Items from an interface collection
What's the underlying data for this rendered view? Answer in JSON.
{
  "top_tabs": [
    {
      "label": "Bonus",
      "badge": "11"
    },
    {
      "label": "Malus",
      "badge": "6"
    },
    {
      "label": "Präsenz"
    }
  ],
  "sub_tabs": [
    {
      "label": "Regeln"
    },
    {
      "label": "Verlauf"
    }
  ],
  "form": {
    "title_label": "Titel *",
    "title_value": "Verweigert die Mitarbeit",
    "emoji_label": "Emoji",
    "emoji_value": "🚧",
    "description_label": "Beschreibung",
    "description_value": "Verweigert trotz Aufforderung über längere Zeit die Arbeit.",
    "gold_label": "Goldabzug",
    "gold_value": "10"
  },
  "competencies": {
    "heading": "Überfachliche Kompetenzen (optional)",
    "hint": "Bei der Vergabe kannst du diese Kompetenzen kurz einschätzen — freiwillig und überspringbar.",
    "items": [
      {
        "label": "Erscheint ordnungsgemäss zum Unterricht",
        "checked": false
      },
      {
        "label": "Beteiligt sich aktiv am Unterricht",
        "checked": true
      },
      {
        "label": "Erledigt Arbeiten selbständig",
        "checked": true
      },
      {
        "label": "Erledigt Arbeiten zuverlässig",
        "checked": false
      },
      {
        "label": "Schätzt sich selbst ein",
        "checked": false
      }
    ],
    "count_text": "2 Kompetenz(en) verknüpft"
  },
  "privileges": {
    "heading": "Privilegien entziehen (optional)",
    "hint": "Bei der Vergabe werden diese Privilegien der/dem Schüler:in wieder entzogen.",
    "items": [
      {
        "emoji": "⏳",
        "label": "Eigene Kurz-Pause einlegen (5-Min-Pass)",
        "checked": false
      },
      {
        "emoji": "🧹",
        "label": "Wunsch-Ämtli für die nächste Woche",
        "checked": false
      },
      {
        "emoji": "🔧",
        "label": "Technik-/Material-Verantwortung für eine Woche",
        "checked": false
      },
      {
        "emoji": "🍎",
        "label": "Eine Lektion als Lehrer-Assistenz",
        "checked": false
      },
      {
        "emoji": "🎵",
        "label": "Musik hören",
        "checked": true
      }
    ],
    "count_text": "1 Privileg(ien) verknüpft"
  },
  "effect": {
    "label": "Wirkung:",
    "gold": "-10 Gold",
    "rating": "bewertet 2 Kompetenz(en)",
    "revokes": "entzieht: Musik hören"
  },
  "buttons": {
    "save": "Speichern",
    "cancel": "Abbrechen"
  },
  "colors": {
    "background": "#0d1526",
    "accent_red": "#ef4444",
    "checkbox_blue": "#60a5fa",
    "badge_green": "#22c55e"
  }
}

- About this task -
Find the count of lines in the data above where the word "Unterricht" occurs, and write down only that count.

- Solution for this exercise -
2